“Dart is always eager to find and employ Caymanians who are interested in joining our company – whether as a start to their career and developing the necessary skills, or in furtherance of their career and we will continue to do so,” she said.
UCCI’s Mr Bodden agreed with CIFEC’s Ms Jackson that schools needed to become more aware of a rapidly shifting employment environment and a rapidly accelerating world.
“How we develop our talent pool now is rather ad hoc, and while it’s been getting us through, there is nothing special, efficient or effective about it,” he said. “We have to alter our focus a little bit. What we really need is some kind of national needs-assessment survey.

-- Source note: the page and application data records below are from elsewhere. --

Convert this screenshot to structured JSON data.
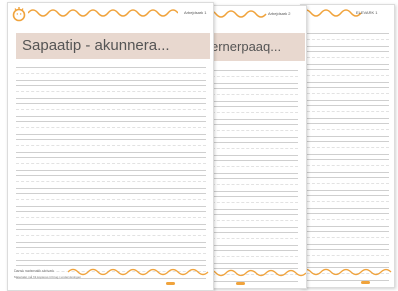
{
  "colors": {
    "accent": "#f0a33c",
    "banner": "#e8d8cf",
    "line": "#cfcfcf"
  },
  "icons": {
    "brand": "smiley-sun-icon"
  },
  "sheets": [
    {
      "label": "Arbejdsark 1",
      "banner": "Sapaatip - akunnera...",
      "footer": "Dansk matematik skrivark",
      "footer_fine": "Materialet må frit kopieres til brug i undervisningen",
      "logo": ""
    },
    {
      "label": "Arbejdsark 2",
      "banner": "ernerpaaq...",
      "logo": ""
    },
    {
      "label": "ELEVARK 1",
      "logo": ""
    }
  ]
}
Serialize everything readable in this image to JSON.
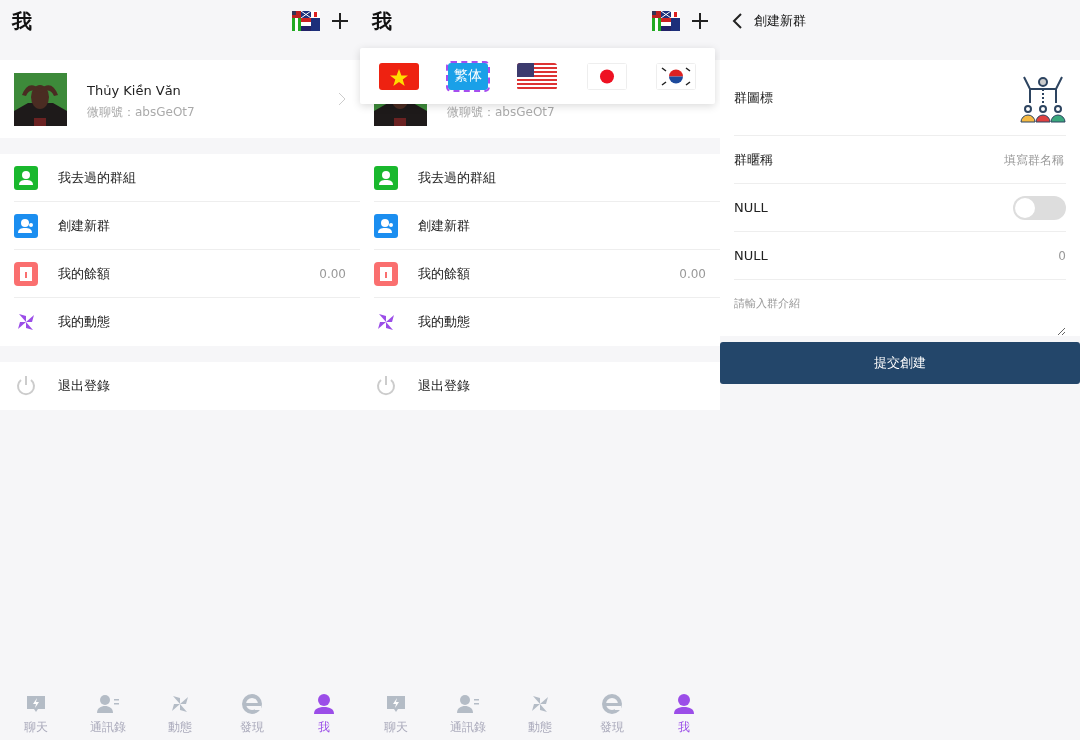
{
  "screens": [
    {
      "kind": "profile",
      "title": "我",
      "profile": {
        "name": "Thủy Kiền Văn",
        "wechat_id": "微聊號：absGeOt7"
      },
      "menu": [
        {
          "label": "我去過的群組"
        },
        {
          "label": "創建新群"
        },
        {
          "label": "我的餘額",
          "value": "0.00"
        },
        {
          "label": "我的動態"
        }
      ],
      "logout": "退出登錄",
      "tabs": [
        {
          "label": "聊天",
          "selected": false
        },
        {
          "label": "通訊錄",
          "selected": false
        },
        {
          "label": "動態",
          "selected": false
        },
        {
          "label": "發現",
          "selected": false
        },
        {
          "label": "我",
          "selected": true
        }
      ]
    },
    {
      "kind": "profile",
      "title": "我",
      "profile": {
        "wechat_id": "微聊號：absGeOt7"
      },
      "language_menu": [
        {
          "kind": "vietnam",
          "selected": false
        },
        {
          "kind": "text",
          "label": "繁体",
          "selected": true
        },
        {
          "kind": "usa",
          "selected": false
        },
        {
          "kind": "japan",
          "selected": false
        },
        {
          "kind": "korea",
          "selected": false
        }
      ],
      "menu": [
        {
          "label": "我去過的群組"
        },
        {
          "label": "創建新群"
        },
        {
          "label": "我的餘額",
          "value": "0.00"
        },
        {
          "label": "我的動態"
        }
      ],
      "logout": "退出登錄",
      "tabs": [
        {
          "label": "聊天",
          "selected": false
        },
        {
          "label": "通訊錄",
          "selected": false
        },
        {
          "label": "動態",
          "selected": false
        },
        {
          "label": "發現",
          "selected": false
        },
        {
          "label": "我",
          "selected": true
        }
      ]
    },
    {
      "kind": "create_group",
      "title": "創建新群",
      "rows": [
        {
          "kind": "icon",
          "label": "群圖標"
        },
        {
          "kind": "input",
          "label": "群暱稱",
          "placeholder": "填寫群名稱"
        },
        {
          "kind": "switch",
          "label": "NULL",
          "on": false
        },
        {
          "kind": "value",
          "label": "NULL",
          "value": "0"
        }
      ],
      "intro": {
        "placeholder": "請輸入群介紹"
      },
      "submit": "提交創建"
    }
  ]
}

“I want a powerful nation of cross-vocational, cross-worklines people. The average person will change careers eight times in a lifetime,” he said.
Shannon Seymour, clinical psychologist, founder and director of the Wellness Centre, helps administer the Ministry of Education’s Passport 2 Success Programme, a scheme intended to address perceived shortcomings in local schools.
Founded in April 2010, Passport 2 Success trains groups of 20 to 25 high-school graduates, between 17 and 25 years old, the group at highest risk of unemployment, with a special focus on single mothers and young men.
The Ministry founded the programme after local research indicated most high-school graduates were short of essential skills including enhanced literacy, effective communication, problem-solving and working in teams.
Because even entry-level positions require solid educational standards, the full-time, 12-week-to-16-week Passport programme provides hands-on training; work experience; development of occupational, personal and job-specific skills; and insights into goal-setting and suitable work.
“This is the first generation of young Caymanians entering the workforce for the first time,” says Ms Seymour, pointing to Cayman’s growth as a global centre for finance and tourism, meaning the island’s historical isolation is no longer tenable.
“They are competing globally for local jobs, something they have never had to do before,” Ms. Seymour says, “A lot of people are unprepared to compete for entry-level work.”
She challenged the long-lamented “sense of entitlement” of which young Caymanians are frequently accused.
“We try to help them break down that barrier, that sense of entitlement and what it means to be Caymanian,” Ms Seymour said, “showing them that they are expected to give back.
“But young people are willing to challenge themselves, and we need to give them an opport
unity to talk about that and to change. We all share in the responsibility. Parents have a responsibility to make sure they are training their children to enter the workforce, to be on time, to dress properly, to plan, to demonstrate a good work ethic and to be cooperative. “Employers need to go a little further as well. They need to think about creative ways to motivate employees, to mentor them, to find ways for them to be successful.”